▶ TASK OBJECTIVE:
The response should be the data again, identical in every line.

▶ RECORD SET:
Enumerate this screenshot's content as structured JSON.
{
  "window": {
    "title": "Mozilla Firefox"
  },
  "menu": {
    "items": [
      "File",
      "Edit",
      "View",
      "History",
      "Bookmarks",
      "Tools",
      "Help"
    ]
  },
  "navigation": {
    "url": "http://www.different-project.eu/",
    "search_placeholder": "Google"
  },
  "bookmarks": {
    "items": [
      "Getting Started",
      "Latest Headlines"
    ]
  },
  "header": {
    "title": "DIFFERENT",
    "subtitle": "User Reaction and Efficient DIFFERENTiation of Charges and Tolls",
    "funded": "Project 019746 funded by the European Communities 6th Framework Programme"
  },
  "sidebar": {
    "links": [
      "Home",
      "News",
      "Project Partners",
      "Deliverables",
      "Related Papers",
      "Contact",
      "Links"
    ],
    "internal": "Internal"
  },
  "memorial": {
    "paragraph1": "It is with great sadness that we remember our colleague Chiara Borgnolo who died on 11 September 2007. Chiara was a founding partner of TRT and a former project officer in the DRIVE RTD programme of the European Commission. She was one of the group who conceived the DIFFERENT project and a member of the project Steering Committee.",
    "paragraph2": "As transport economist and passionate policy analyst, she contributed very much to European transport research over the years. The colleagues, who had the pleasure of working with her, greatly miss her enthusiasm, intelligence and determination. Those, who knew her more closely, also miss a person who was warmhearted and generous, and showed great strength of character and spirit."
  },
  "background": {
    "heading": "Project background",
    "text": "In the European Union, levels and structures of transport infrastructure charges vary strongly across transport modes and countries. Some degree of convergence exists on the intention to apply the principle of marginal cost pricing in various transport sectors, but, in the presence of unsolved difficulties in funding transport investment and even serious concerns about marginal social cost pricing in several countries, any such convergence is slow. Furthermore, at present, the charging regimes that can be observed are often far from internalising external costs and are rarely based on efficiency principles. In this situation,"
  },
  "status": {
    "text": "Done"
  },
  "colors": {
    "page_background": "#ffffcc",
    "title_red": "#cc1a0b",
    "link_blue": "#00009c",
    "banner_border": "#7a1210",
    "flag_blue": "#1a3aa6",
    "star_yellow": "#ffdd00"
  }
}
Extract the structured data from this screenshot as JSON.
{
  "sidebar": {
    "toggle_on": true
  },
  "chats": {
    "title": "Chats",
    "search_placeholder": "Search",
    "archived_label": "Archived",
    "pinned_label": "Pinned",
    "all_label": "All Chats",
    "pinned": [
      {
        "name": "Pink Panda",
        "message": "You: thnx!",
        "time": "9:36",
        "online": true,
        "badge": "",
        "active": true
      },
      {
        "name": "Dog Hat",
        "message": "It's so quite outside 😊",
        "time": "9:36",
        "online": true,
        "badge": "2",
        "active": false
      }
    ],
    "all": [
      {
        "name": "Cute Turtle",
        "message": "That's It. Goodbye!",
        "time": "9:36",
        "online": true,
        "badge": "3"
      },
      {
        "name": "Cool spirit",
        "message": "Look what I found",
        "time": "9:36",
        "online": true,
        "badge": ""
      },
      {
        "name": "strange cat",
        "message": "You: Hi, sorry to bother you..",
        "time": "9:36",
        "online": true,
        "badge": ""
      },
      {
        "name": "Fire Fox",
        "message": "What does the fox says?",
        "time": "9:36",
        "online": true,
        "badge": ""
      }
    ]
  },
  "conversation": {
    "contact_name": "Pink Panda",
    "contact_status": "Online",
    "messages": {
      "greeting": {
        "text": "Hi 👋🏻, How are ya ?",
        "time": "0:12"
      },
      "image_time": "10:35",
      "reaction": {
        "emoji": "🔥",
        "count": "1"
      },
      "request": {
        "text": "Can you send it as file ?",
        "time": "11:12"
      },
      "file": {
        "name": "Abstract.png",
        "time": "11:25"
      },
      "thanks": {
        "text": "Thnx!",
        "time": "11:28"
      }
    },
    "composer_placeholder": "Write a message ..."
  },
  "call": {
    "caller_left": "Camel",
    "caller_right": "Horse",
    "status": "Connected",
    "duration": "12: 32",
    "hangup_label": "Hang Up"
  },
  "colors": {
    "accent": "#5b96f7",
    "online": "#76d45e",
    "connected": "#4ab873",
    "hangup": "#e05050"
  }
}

▶ RESPONSE TO THE TASK:
Enumerate this screenshot's content as structured JSON.
{
  "window": {
    "title": "Mozilla Firefox"
  },
  "menu": {
    "items": [
      "File",
      "Edit",
      "View",
      "History",
      "Bookmarks",
      "Tools",
      "Help"
    ]
  },
  "navigation": {
    "url": "http://www.different-project.eu/",
    "search_placeholder": "Google"
  },
  "bookmarks": {
    "items": [
      "Getting Started",
      "Latest Headlines"
    ]
  },
  "header": {
    "title": "DIFFERENT",
    "subtitle": "User Reaction and Efficient DIFFERENTiation of Charges and Tolls",
    "funded": "Project 019746 funded by the European Communities 6th Framework Programme"
  },
  "sidebar": {
    "links": [
      "Home",
      "News",
      "Project Partners",
      "Deliverables",
      "Related Papers",
      "Contact",
      "Links"
    ],
    "internal": "Internal"
  },
  "memorial": {
    "paragraph1": "It is with great sadness that we remember our colleague Chiara Borgnolo who died on 11 September 2007. Chiara was a founding partner of TRT and a former project officer in the DRIVE RTD programme of the European Commission. She was one of the group who conceived the DIFFERENT project and a member of the project Steering Committee.",
    "paragraph2": "As transport economist and passionate policy analyst, she contributed very much to European transport research over the years. The colleagues, who had the pleasure of working with her, greatly miss her enthusiasm, intelligence and determination. Those, who knew her more closely, also miss a person who was warmhearted and generous, and showed great strength of character and spirit."
  },
  "background": {
    "heading": "Project background",
    "text": "In the European Union, levels and structures of transport infrastructure charges vary strongly across transport modes and countries. Some degree of convergence exists on the intention to apply the principle of marginal cost pricing in various transport sectors, but, in the presence of unsolved difficulties in funding transport investment and even serious concerns about marginal social cost pricing in several countries, any such convergence is slow. Furthermore, at present, the charging regimes that can be observed are often far from internalising external costs and are rarely based on efficiency principles. In this situation,"
  },
  "status": {
    "text": "Done"
  },
  "colors": {
    "page_background": "#ffffcc",
    "title_red": "#cc1a0b",
    "link_blue": "#00009c",
    "banner_border": "#7a1210",
    "flag_blue": "#1a3aa6",
    "star_yellow": "#ffdd00"
  }
}
Extract the structured data from this screenshot as JSON.
{
  "sidebar": {
    "toggle_on": true
  },
  "chats": {
    "title": "Chats",
    "search_placeholder": "Search",
    "archived_label": "Archived",
    "pinned_label": "Pinned",
    "all_label": "All Chats",
    "pinned": [
      {
        "name": "Pink Panda",
        "message": "You: thnx!",
        "time": "9:36",
        "online": true,
        "badge": "",
        "active": true
      },
      {
        "name": "Dog Hat",
        "message": "It's so quite outside 😊",
        "time": "9:36",
        "online": true,
        "badge": "2",
        "active": false
      }
    ],
    "all": [
      {
        "name": "Cute Turtle",
        "message": "That's It. Goodbye!",
        "time": "9:36",
        "online": true,
        "badge": "3"
      },
      {
        "name": "Cool spirit",
        "message": "Look what I found",
        "time": "9:36",
        "online": true,
        "badge": ""
      },
      {
        "name": "strange cat",
        "message": "You: Hi, sorry to bother you..",
        "time": "9:36",
        "online": true,
        "badge": ""
      },
      {
        "name": "Fire Fox",
        "message": "What does the fox says?",
        "time": "9:36",
        "online": true,
        "badge": ""
      }
    ]
  },
  "conversation": {
    "contact_name": "Pink Panda",
    "contact_status": "Online",
    "messages": {
      "greeting": {
        "text": "Hi 👋🏻, How are ya ?",
        "time": "0:12"
      },
      "image_time": "10:35",
      "reaction": {
        "emoji": "🔥",
        "count": "1"
      },
      "request": {
        "text": "Can you send it as file ?",
        "time": "11:12"
      },
      "file": {
        "name": "Abstract.png",
        "time": "11:25"
      },
      "thanks": {
        "text": "Thnx!",
        "time": "11:28"
      }
    },
    "composer_placeholder": "Write a message ..."
  },
  "call": {
    "caller_left": "Camel",
    "caller_right": "Horse",
    "status": "Connected",
    "duration": "12: 32",
    "hangup_label": "Hang Up"
  },
  "colors": {
    "accent": "#5b96f7",
    "online": "#76d45e",
    "connected": "#4ab873",
    "hangup": "#e05050"
  }
}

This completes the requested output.